(Requirement) Scanning the entries below, copy every line that contains the word "Επικοινωνία".

*** Opening of The data ***

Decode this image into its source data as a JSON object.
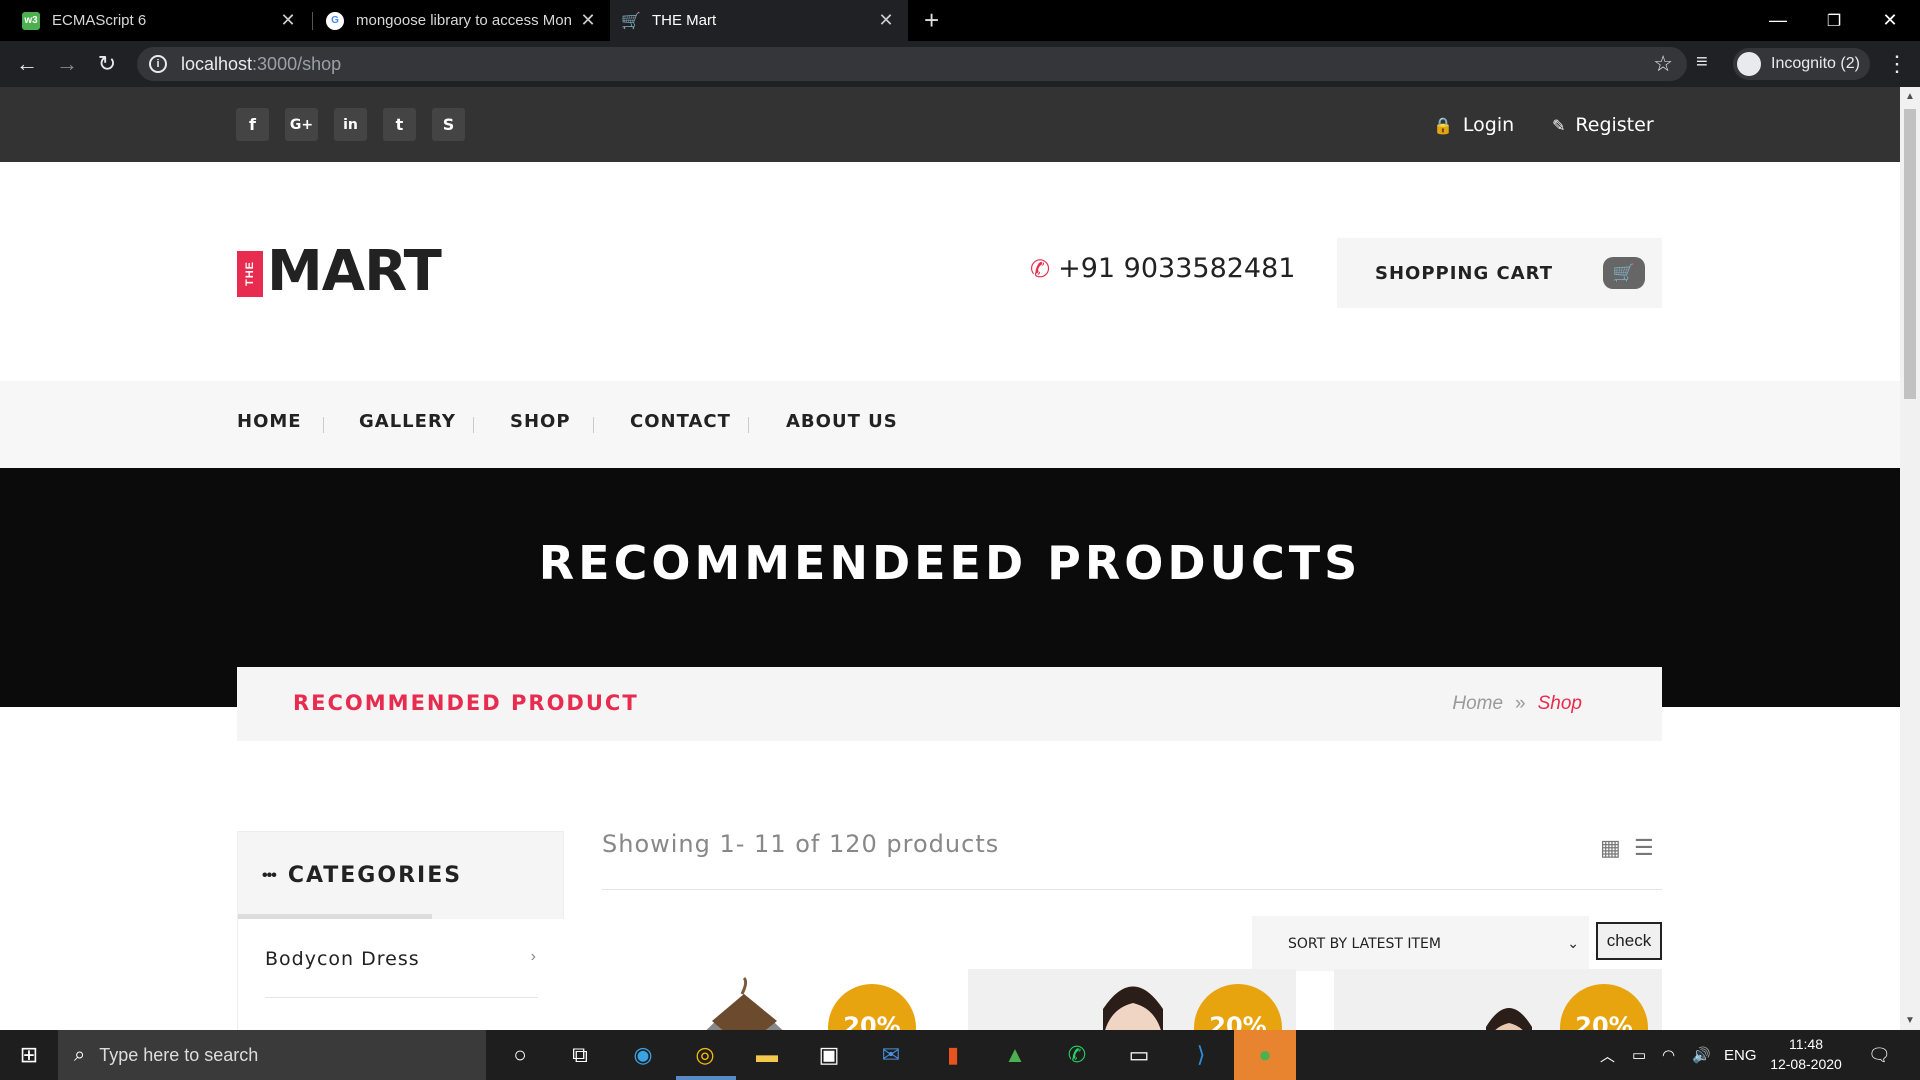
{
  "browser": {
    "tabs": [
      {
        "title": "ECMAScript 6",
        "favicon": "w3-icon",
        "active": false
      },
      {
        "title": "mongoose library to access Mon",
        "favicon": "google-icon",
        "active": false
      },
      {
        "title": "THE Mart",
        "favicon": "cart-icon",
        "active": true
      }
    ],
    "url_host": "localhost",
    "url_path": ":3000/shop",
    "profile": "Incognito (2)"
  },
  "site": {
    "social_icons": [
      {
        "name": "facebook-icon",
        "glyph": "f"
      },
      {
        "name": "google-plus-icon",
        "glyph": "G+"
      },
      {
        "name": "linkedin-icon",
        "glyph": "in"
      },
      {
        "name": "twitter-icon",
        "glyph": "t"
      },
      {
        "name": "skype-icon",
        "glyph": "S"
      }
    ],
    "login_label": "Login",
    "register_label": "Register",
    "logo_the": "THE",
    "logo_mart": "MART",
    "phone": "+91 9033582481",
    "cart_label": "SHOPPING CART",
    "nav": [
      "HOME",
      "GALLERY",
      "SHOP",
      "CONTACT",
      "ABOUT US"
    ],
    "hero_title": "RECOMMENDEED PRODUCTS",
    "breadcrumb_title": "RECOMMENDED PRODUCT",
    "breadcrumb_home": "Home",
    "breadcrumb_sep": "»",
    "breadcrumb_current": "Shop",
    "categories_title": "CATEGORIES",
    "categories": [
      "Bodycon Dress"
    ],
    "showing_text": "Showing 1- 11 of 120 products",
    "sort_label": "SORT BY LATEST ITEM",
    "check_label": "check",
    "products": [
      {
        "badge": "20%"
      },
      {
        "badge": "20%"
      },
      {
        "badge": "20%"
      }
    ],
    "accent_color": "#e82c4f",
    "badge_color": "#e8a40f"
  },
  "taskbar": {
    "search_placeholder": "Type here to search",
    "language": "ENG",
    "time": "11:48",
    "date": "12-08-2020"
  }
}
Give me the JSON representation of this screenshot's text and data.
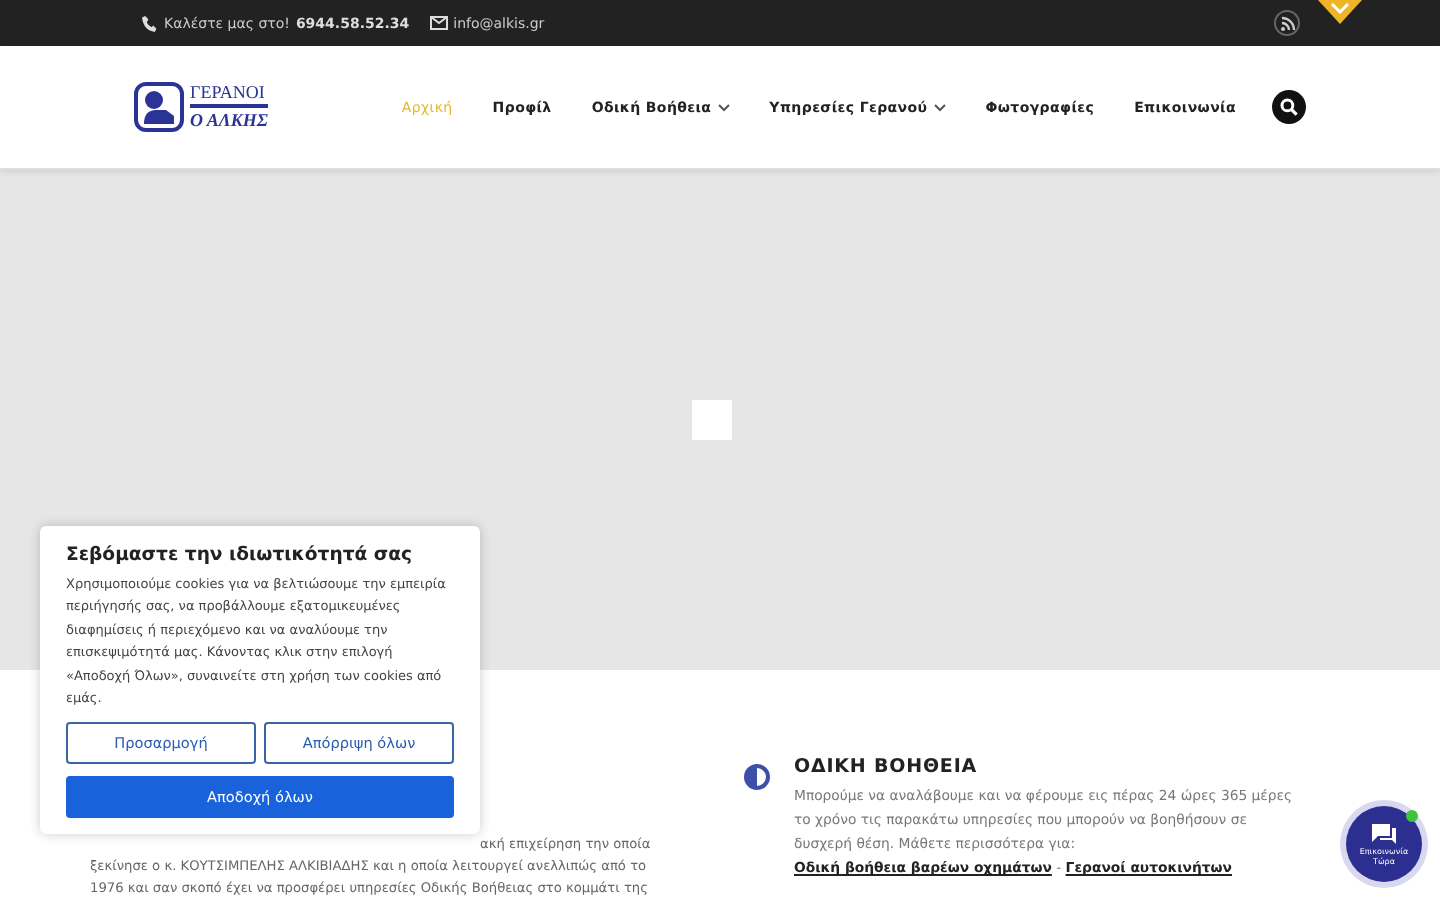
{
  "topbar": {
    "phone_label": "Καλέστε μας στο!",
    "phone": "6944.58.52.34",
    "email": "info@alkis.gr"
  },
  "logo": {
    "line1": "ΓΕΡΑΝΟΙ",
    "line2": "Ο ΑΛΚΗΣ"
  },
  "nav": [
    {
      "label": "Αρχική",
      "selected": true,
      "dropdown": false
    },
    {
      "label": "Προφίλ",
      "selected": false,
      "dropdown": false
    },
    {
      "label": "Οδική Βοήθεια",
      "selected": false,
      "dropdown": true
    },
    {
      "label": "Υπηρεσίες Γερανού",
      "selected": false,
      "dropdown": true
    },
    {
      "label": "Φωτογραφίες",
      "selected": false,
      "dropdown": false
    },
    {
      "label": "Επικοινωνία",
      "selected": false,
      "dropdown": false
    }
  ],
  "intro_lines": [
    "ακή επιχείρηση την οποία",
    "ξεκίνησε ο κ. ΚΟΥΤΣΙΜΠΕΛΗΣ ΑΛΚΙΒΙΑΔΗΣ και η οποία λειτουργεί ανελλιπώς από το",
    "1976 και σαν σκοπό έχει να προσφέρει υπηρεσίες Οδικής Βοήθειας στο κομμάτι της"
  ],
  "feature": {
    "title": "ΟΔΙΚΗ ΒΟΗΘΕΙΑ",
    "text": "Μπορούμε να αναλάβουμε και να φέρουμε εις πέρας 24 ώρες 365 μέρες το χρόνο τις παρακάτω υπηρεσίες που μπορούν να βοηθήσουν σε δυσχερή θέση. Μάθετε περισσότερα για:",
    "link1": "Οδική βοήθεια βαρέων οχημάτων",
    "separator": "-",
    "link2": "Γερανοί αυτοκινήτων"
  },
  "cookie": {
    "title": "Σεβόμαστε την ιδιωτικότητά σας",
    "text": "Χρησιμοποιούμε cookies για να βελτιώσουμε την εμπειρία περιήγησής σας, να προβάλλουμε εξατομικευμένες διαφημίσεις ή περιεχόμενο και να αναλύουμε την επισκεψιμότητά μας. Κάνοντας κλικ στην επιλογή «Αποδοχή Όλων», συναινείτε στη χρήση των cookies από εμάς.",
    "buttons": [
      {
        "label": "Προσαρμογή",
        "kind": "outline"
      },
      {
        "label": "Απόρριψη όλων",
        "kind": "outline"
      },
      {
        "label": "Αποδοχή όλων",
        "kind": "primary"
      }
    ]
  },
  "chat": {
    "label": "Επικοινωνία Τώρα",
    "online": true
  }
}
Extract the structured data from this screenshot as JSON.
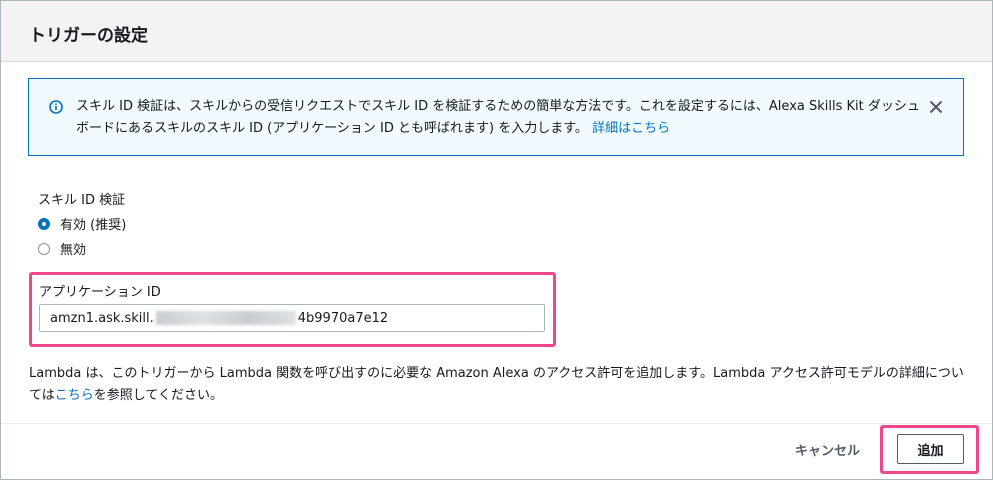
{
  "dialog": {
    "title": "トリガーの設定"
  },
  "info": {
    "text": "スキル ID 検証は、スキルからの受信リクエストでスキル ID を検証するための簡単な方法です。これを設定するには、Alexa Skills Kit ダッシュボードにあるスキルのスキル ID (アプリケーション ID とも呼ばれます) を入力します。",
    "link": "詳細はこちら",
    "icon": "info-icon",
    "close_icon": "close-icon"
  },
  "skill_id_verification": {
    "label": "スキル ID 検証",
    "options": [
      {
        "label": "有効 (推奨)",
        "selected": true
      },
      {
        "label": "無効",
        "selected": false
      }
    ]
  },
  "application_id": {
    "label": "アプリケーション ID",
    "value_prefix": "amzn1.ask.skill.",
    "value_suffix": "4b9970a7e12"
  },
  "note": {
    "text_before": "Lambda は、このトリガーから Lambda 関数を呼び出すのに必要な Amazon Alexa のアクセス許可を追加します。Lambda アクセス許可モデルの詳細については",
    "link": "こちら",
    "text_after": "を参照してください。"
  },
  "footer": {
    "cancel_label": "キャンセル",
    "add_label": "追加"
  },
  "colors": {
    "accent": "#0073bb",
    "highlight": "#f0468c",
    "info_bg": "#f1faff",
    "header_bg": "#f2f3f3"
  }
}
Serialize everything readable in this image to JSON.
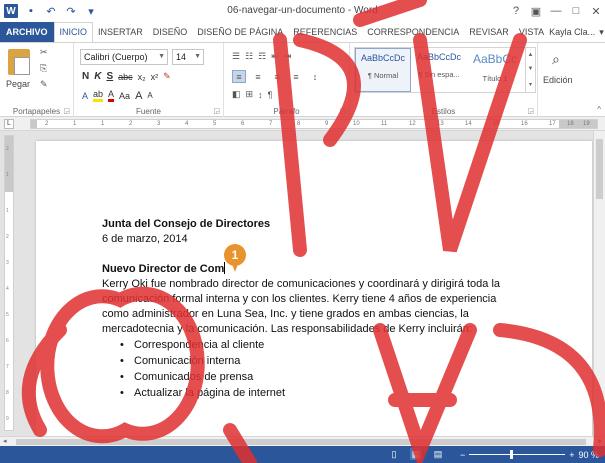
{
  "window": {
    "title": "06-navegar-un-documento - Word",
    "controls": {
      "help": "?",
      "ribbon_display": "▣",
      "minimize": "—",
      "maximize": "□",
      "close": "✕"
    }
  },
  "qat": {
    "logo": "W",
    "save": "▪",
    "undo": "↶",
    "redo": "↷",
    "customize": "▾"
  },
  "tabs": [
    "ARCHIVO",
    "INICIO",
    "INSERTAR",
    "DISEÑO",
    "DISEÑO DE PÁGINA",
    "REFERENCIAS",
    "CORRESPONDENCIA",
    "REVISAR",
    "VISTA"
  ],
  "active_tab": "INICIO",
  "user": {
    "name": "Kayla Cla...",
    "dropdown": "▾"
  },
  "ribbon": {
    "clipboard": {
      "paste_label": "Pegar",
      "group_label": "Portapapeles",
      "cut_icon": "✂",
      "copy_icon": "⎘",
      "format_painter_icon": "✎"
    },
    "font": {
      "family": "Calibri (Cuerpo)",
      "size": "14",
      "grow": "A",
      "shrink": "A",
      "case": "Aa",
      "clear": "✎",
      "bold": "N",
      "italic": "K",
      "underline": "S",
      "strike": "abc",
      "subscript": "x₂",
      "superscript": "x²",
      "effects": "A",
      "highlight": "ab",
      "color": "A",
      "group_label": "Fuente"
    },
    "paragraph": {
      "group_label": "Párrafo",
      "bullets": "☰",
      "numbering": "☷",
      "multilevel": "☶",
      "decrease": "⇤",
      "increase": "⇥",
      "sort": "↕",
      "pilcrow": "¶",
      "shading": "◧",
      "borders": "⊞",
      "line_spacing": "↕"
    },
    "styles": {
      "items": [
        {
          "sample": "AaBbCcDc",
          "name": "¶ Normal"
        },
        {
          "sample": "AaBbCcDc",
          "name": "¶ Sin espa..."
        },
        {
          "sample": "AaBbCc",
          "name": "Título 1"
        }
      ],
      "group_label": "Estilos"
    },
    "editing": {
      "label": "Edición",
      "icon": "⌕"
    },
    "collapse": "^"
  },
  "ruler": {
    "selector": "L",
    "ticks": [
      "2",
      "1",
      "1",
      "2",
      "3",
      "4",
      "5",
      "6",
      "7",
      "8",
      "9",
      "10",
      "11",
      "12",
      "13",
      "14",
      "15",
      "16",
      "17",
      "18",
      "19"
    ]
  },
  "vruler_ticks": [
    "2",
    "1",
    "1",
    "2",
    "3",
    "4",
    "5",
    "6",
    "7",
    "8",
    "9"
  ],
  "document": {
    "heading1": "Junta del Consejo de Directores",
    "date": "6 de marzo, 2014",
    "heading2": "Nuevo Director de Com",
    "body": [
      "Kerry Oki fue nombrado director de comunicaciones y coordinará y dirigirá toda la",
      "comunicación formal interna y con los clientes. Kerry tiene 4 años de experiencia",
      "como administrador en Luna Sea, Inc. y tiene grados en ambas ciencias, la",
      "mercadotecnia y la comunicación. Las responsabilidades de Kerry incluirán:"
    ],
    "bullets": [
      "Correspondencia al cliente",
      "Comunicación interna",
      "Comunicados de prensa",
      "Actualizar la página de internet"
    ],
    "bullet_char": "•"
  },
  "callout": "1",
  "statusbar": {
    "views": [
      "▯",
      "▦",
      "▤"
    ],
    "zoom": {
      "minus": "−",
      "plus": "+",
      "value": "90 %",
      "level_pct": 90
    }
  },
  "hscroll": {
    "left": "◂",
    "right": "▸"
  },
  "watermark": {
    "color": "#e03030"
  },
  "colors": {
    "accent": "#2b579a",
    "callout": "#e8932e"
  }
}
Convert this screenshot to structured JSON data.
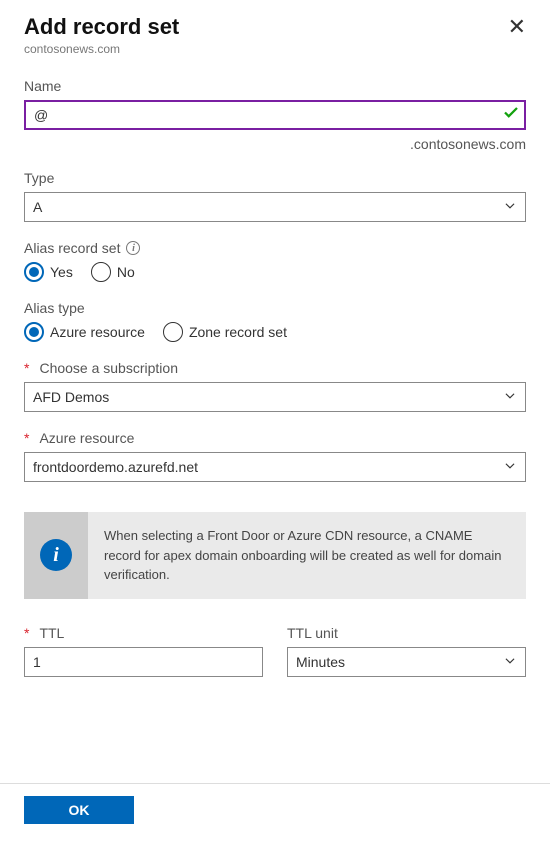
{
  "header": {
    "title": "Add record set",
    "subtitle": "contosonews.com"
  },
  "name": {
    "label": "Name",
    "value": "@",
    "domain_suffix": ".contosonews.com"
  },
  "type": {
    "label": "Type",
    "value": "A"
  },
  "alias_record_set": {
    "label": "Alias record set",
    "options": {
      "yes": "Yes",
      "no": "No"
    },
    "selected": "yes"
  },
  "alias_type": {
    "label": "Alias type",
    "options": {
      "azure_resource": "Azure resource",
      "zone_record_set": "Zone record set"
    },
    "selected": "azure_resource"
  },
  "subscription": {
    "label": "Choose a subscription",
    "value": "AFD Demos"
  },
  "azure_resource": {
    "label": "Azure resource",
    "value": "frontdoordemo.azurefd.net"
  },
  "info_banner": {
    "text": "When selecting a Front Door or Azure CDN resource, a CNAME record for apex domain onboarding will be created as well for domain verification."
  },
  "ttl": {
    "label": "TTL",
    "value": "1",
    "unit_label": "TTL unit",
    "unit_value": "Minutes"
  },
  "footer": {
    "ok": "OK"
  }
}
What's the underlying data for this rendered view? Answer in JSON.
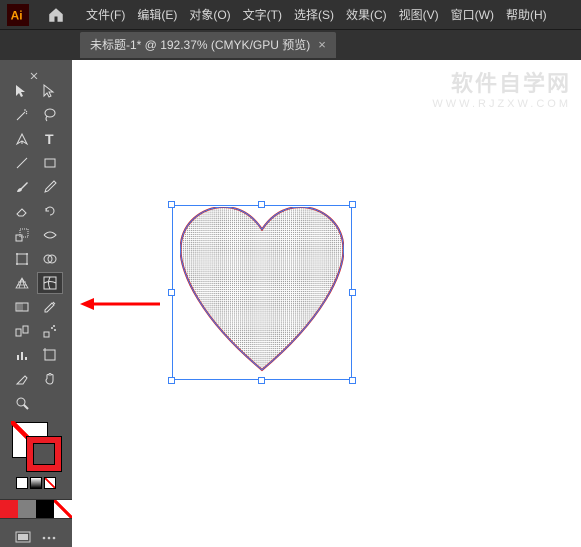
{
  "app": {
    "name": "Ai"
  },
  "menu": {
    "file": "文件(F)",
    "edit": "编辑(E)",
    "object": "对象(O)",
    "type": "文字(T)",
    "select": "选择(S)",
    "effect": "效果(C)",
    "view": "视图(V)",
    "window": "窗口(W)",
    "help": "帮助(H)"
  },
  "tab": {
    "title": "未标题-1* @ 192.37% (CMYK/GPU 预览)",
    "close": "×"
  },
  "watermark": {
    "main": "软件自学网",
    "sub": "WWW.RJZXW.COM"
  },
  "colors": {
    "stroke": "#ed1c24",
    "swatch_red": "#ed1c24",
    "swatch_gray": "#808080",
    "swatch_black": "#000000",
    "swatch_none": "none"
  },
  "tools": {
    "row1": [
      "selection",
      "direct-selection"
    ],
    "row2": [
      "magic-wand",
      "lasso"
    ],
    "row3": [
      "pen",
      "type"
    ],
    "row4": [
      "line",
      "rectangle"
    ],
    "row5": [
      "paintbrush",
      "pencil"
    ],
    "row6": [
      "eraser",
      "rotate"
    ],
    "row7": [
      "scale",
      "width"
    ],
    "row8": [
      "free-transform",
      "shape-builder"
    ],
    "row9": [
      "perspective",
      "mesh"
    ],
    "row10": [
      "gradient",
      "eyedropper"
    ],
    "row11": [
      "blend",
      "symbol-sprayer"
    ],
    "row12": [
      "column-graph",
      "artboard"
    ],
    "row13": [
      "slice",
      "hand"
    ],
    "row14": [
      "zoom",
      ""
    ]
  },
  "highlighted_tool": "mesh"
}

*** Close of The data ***

(Output of the exercise)
      "label": "Επικοινωνία",
    "label": "Επικοινωνία Τώρα",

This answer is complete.